"I’ve got 38 years of experience, so I’m capable of making something interesting out of it all."
My usual response to a film with mixed merits is to describe it as “…interesting”, yet, in the case of Nostalgia For The Light, that would be misleading.
Patricio Guzmán accumulated a lot of strong material - beautiful shots of the Atacama desert, mesmerising footage of telescopes tracing the sky and revealing interviews with interesting people - but the whole thing fails to coalesce into a compelling narative. A collection of good riffs that fail to make a great song.
He sets himself a difficult goal, trying to tie together vastly different explorations of the past (mainly astronomy and the political history of Chille), but doesn’t do enough to actually tie them together. All astronomy is seeing into the past, indeed, as one scientist points out, thanks to the speeds of light and consiousness, all our perceptions are of the (very recent) past. On the surface it bears little resemblence to the archeological investigations, but he sets himself the task of unifying it.
The most powerful segments of the film are the women searching the Atacama desert for the bodies of loved ones dissapeared as political prisoners. The whole desert. It’s heartbreaking.
At one point a tearful woman, who’s been searching for years, wishes there was a telescope that could see into the ground to find the bones.
At another point, an enthusiastic scientist shows evidence of calcium, the stuff of bones, in the stars.
Yet, for reasons that escape me, these two clips weren’t edited right next to each other.
The whole pace was so gentle it failed to make the points it was trying to make, it had no urgency, no power. It felt like I was supposed to be inherently interested in what he was trying to do, and that it was enough to produce a drowsy, relaxing film without really trying to make it compelling.
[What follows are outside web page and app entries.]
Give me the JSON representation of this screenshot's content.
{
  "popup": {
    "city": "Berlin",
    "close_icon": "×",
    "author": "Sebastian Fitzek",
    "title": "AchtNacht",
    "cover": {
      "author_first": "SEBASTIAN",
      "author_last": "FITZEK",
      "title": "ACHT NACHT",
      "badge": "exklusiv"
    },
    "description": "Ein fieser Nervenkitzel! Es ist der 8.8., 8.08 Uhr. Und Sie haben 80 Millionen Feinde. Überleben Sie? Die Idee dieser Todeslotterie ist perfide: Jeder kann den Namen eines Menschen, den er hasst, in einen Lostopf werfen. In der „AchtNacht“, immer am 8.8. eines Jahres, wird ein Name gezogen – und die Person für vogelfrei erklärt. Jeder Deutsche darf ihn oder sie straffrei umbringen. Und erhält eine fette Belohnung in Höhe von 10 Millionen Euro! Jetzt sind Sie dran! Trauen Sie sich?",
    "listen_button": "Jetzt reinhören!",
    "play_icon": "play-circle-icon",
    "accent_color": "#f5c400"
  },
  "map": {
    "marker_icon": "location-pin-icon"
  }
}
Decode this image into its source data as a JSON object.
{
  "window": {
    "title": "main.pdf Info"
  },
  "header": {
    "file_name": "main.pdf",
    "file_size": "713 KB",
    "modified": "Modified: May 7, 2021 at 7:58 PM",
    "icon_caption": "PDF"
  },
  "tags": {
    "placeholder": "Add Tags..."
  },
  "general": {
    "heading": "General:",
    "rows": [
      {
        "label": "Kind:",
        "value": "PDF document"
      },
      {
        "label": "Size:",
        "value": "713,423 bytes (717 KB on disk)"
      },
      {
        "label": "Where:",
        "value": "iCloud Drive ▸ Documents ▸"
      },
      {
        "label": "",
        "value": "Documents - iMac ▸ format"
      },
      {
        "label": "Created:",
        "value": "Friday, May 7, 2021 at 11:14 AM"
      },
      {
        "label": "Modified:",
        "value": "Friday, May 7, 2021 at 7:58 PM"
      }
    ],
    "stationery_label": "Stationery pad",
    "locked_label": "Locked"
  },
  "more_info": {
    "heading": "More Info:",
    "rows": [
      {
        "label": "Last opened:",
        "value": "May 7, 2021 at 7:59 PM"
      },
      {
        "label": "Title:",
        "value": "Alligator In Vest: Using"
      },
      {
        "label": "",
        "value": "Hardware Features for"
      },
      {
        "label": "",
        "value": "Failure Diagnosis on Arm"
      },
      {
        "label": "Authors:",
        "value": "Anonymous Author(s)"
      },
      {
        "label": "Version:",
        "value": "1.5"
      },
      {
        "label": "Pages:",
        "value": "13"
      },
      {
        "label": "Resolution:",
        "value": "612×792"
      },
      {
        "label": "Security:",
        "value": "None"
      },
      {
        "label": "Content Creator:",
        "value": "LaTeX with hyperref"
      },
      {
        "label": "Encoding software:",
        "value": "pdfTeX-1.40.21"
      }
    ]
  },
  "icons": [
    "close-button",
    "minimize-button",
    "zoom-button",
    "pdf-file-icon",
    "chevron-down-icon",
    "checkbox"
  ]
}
“I’ve got 38 years of experience, so I’m capable of making something interesting out of it all.”
Better luck next time?